Spend a blissful time and relieve your mind in this utopia everyone dreamed about
A utopia blessed with beautiful clear rivers and fertile land - this is Imakane. There are many rivers and lakes of high water quality that were once a place of dreams for many miners who came to pan for gold long ago. Gold panning can still be experienced free of charge at the Shiribeshi-Toshibetsu River, which has been selected as Japan's clearest river many times. Different varieties of seasonal river fish can be observed at Pirika Dam, which is the largest dam in Hokkaido. The beautiful natural surroundings here are like the Garden of Eden, of which Christians who landed here long ago once dreamed. Ginko Ogino, Japan's first female doctor, was one of them. The Imakane Iitokoro Festival in August is lined with stalls selling local specialty items, allowing visitors to enjoy the local tastes all at once.Read more
A town that values friendships Setana

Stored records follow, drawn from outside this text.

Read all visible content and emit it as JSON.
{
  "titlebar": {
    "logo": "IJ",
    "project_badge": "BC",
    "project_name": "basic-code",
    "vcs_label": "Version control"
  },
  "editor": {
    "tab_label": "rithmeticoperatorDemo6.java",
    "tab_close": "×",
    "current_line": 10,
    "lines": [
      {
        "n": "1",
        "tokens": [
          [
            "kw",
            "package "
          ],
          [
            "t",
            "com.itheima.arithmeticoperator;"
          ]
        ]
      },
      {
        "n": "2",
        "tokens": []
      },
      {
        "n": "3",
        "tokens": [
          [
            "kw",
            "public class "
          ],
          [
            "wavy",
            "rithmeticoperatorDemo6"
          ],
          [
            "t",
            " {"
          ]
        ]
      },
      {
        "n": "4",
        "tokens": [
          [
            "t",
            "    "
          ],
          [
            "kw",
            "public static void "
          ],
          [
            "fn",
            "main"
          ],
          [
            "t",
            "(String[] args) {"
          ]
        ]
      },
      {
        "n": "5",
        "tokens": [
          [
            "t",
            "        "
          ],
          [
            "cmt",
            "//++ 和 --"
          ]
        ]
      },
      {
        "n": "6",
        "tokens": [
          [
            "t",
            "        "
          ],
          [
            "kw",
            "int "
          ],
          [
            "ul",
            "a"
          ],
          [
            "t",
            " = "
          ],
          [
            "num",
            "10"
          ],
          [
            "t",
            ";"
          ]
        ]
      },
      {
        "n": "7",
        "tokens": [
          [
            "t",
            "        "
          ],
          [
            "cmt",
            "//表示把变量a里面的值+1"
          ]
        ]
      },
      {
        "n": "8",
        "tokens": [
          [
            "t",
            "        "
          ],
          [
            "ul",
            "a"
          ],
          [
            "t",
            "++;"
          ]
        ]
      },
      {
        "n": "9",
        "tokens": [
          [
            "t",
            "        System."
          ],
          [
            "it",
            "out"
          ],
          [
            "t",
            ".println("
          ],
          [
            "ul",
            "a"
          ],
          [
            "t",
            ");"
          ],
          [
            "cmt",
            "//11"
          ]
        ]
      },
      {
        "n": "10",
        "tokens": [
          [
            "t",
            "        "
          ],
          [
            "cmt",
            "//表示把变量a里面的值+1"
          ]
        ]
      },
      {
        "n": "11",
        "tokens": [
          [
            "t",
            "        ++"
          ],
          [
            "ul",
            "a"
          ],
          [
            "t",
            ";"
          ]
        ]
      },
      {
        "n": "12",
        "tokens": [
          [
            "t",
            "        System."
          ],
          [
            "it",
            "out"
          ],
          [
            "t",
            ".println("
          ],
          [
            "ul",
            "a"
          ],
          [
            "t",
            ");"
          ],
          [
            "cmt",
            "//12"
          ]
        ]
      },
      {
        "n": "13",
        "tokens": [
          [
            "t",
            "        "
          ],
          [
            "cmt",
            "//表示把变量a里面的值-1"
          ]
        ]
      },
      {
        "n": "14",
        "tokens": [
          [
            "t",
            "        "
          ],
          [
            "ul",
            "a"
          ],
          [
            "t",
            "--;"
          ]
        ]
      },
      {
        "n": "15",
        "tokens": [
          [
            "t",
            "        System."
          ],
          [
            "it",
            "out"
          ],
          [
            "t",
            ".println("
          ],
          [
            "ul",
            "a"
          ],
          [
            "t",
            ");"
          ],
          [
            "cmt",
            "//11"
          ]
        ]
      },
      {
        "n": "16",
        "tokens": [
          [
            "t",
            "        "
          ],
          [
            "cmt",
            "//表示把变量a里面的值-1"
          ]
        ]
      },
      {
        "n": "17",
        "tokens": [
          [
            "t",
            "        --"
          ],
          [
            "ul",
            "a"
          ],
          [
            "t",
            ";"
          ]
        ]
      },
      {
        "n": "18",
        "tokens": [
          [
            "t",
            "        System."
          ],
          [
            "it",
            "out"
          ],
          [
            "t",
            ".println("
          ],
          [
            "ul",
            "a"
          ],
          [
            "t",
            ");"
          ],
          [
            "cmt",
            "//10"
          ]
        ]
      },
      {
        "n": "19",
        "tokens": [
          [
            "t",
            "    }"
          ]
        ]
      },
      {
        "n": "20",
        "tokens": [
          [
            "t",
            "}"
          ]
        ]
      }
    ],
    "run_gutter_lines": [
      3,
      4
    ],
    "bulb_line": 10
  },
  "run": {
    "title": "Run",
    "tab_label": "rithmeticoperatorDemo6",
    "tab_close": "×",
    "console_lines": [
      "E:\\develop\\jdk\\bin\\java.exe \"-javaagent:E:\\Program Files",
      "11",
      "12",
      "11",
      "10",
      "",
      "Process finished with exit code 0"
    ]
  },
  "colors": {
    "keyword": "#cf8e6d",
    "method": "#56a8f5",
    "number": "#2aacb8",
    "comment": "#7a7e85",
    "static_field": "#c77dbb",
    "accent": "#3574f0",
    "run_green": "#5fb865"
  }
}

Charge your mind in this town that seemingly changes every time you visit.
Setana Town was formed in 2005 by the merger of Setana Town of Setana County, Kitahiyama Town of Setana County, and Taisei Town of Kudo County. This new town full of attractive features of the sea and mountains has many powerful and attractive spots. Such spots include its many coastlines lined with uniquely shaped rocks, which look different depending on the occasion, Otasan Shrine (Hokkaido's oldest mountain holy ground), and plateaus where seasonal flowers bloom. Kazamidori windmills, Japan's first wind power generators built on the sea, keep watch over the town's nature. Strong winds blowing against Setana are now creating the future for our children. In this town rich in fruits from the sea, the evening market, which is held on the fourth Sunday of the month and where ship captains directly sell the marine products they catch that day, is also very popular.Read more
Waiting for you at the Sea of Japan dressed in rich, vibrant colors
What leaves the biggest impression about Hiyama from a trip through the area is the harmony between the natural surroundings and the sky, which has a different atmosphere in each town. Large panoramic views of the sunrise and sunset glow display breathtakingly beautiful seasonal colors. The sky is different each day and the view at that moment is just for you. The culture and long history of Hiyama add depth to the amazing view and make the moment you saw the view dear to your heart.
Hiyama does not have the latest amusement parks. The only things Hiyama has to offer are attractive natural surroundings and a peaceful time for rediscovering yourself that cannot be found anywhere else. Eat agricultural and marine products while appreciating the blessings of the soil and the sea. Find and remember the seasonal scent in the winds while listening to the birds sing. All of this can be experienced in other places in nature-rich Hokkaido, but the experience is different here. Awaiting you is an atmosphere unique to Hiyama.
Hiyama is currently engaged in a number of projects aimed at living in harmony with nature while preserving its history, which include the use of environmental energy sources (e.g., wind power) and the development of organic foods for which profit is not the priority. Hiyama is working to protect the future for generations to come by recalling the lifestyle of the good old days to live in harmony with nature. This will give visitors to Hiyama an important opportunity to think about what is really important to them. Hiyama is the first place in Hokkaido where wajin moved in from the mainland. By traveling here, you will come to know the real charm of Hokkaido.